Top of EXERCISE MATERIAL

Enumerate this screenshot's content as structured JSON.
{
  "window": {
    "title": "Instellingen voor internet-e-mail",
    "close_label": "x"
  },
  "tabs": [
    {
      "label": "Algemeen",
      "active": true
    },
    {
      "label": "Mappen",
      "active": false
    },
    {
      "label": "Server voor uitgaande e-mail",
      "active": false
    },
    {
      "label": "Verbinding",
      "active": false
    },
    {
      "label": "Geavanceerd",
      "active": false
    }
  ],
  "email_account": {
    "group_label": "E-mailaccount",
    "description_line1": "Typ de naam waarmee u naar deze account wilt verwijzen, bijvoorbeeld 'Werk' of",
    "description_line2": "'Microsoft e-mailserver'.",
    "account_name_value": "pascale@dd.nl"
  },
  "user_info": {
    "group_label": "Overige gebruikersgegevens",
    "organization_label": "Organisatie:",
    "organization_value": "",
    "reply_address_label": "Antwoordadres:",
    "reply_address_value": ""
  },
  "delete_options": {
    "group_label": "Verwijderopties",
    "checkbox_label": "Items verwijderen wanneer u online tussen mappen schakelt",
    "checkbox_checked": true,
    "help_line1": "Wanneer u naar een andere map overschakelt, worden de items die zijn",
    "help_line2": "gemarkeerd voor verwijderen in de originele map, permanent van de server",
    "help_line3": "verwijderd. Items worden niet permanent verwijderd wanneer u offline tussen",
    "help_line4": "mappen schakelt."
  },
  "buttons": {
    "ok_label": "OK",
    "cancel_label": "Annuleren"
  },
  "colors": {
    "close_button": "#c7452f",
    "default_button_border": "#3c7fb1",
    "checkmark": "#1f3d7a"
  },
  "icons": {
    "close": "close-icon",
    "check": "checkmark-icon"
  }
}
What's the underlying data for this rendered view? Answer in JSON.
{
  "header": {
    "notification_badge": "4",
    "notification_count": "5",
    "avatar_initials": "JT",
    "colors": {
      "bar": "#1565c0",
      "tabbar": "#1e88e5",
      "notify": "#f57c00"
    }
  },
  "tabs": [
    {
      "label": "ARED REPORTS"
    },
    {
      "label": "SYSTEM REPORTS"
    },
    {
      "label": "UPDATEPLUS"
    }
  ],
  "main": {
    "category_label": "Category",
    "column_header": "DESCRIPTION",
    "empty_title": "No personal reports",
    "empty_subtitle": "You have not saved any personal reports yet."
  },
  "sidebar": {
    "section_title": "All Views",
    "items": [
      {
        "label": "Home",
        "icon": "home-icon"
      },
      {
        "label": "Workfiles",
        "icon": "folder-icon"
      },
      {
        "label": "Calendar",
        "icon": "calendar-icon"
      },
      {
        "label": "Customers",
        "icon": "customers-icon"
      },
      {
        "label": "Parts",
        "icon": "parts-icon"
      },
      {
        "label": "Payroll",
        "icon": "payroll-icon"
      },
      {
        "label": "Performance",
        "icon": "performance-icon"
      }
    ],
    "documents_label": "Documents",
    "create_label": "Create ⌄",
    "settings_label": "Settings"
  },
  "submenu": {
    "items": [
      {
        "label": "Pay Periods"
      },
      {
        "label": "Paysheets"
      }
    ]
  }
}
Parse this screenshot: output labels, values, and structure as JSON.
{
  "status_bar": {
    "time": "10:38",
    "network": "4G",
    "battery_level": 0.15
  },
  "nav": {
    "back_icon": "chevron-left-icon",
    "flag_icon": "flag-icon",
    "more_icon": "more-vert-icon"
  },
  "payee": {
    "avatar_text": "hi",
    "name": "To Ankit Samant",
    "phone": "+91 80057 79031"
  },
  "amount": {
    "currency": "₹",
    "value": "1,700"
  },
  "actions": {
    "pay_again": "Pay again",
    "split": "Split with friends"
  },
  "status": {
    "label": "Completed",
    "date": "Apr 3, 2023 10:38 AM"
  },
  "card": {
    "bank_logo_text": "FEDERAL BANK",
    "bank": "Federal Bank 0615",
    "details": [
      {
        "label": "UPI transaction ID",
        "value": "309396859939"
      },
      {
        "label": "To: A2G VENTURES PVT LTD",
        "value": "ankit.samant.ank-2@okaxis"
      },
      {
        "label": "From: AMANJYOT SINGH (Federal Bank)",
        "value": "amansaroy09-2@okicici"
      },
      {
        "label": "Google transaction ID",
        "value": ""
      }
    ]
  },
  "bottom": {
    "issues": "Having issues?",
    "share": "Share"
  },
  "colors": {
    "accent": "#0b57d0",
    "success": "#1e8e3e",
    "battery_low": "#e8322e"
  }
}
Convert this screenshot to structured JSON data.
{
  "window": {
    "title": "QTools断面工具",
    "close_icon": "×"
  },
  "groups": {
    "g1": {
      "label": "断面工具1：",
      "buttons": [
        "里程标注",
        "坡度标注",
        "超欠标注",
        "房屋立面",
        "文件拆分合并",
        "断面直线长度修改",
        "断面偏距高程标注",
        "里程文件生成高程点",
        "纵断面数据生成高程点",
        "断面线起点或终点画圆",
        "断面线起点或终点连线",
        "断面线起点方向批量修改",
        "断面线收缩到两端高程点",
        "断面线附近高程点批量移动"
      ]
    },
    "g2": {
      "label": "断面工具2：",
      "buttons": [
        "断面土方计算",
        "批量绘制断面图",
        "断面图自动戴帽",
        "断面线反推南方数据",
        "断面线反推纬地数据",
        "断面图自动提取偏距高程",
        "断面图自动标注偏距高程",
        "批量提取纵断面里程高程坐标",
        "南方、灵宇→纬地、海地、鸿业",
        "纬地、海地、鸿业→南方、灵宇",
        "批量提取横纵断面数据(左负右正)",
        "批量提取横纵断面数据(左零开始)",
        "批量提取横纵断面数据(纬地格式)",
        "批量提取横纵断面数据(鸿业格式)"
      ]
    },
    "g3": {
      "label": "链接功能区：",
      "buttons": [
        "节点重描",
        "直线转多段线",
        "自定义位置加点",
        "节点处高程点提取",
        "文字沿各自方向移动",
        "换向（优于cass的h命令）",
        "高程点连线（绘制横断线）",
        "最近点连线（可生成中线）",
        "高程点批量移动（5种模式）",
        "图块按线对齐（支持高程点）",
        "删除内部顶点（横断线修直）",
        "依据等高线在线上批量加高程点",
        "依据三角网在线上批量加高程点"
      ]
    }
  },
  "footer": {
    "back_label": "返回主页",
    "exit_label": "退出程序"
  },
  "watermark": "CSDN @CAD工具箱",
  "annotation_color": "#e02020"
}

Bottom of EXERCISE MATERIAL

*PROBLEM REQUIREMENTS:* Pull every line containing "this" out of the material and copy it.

*YOUR SOLUTION:*
Enumerate this screenshot's content as structured JSON.
What's the underlying data for this rendered view? Answer in JSON.
Parse this screenshot: output labels, values, and structure as JSON.
Convert this screenshot to structured JSON data.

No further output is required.